YOUR OBJECTIVE -
From the first line to the last, restate every record word for word, leaving out the pictures.

--- DATASET ENTRIES Enclosed Below ---

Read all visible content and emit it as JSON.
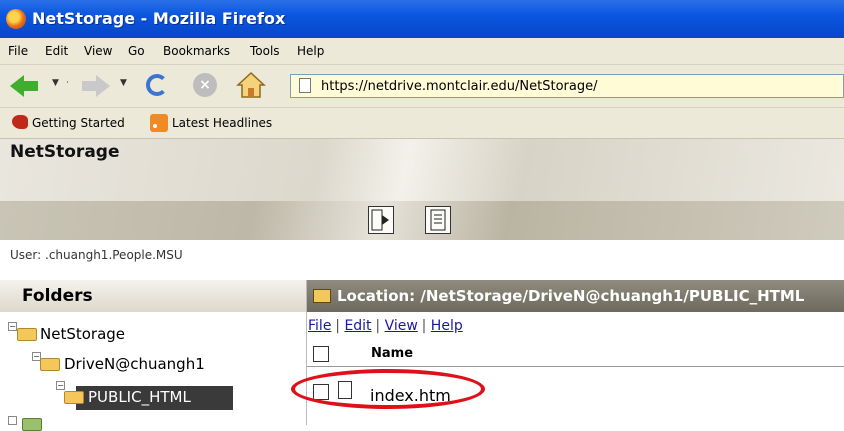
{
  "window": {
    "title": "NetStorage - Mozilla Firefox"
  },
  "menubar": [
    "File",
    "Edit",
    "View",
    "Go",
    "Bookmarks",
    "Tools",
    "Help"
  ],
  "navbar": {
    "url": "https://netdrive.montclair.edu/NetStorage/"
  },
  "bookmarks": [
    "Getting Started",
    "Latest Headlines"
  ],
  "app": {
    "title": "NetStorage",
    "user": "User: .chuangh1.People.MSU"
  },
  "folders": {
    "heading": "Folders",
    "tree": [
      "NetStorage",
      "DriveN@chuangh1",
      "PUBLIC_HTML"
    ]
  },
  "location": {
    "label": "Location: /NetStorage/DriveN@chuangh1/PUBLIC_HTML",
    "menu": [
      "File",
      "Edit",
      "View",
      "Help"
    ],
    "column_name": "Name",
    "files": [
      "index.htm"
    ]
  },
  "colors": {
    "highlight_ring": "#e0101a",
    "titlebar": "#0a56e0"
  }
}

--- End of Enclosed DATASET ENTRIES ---

YOUR SOLUTION -
Read all visible content and emit it as JSON.
{
  "window": {
    "title": "NetStorage - Mozilla Firefox"
  },
  "menubar": [
    "File",
    "Edit",
    "View",
    "Go",
    "Bookmarks",
    "Tools",
    "Help"
  ],
  "navbar": {
    "url": "https://netdrive.montclair.edu/NetStorage/"
  },
  "bookmarks": [
    "Getting Started",
    "Latest Headlines"
  ],
  "app": {
    "title": "NetStorage",
    "user": "User: .chuangh1.People.MSU"
  },
  "folders": {
    "heading": "Folders",
    "tree": [
      "NetStorage",
      "DriveN@chuangh1",
      "PUBLIC_HTML"
    ]
  },
  "location": {
    "label": "Location: /NetStorage/DriveN@chuangh1/PUBLIC_HTML",
    "menu": [
      "File",
      "Edit",
      "View",
      "Help"
    ],
    "column_name": "Name",
    "files": [
      "index.htm"
    ]
  },
  "colors": {
    "highlight_ring": "#e0101a",
    "titlebar": "#0a56e0"
  }
}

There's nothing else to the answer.